TASK REQUIREMENTS: Whenever a line in the entries below contains the string "value", copy that line.

[Dataset records]
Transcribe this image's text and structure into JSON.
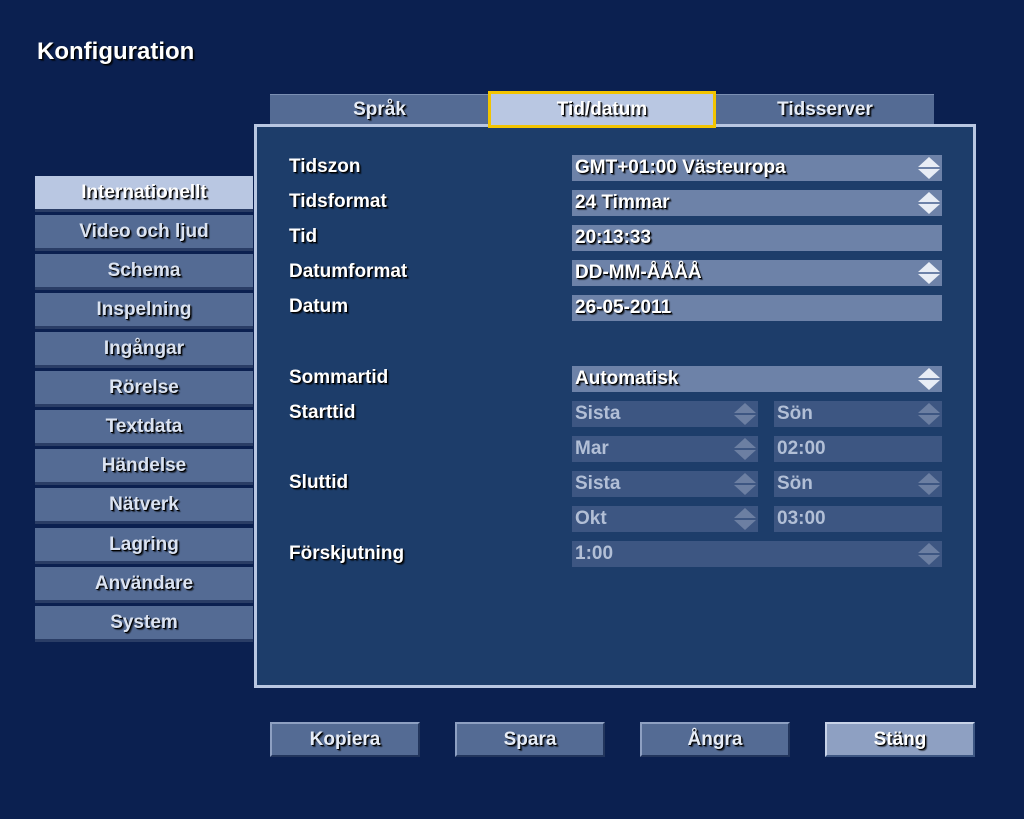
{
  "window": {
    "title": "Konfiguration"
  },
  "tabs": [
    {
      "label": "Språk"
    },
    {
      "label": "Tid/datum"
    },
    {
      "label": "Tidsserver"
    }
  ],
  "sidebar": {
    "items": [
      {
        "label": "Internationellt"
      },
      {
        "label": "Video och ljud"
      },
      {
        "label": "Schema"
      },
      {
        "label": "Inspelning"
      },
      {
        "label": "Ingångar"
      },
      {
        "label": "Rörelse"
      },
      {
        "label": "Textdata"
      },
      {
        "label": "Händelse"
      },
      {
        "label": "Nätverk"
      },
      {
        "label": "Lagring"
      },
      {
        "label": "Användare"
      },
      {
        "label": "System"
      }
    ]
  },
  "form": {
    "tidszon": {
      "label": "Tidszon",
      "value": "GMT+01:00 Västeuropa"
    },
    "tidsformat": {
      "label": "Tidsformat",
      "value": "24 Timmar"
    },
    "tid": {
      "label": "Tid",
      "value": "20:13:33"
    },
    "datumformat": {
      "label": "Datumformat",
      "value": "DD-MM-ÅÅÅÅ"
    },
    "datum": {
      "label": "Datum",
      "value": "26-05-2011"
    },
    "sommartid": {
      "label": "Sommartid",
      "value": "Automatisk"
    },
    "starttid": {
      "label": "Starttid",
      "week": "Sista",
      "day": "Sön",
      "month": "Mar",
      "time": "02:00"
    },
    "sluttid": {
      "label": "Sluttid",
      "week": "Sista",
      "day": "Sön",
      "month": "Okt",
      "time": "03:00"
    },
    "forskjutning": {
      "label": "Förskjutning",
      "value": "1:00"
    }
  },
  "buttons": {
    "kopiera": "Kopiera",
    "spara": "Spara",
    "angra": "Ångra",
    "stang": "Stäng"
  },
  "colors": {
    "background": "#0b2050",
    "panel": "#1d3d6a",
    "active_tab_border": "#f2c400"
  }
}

RESPONSE BELOW:
      "value": "GMT+01:00 Västeuropa"
      "value": "24 Timmar"
      "value": "20:13:33"
      "value": "DD-MM-ÅÅÅÅ"
      "value": "26-05-2011"
      "value": "Automatisk"
      "value": "1:00"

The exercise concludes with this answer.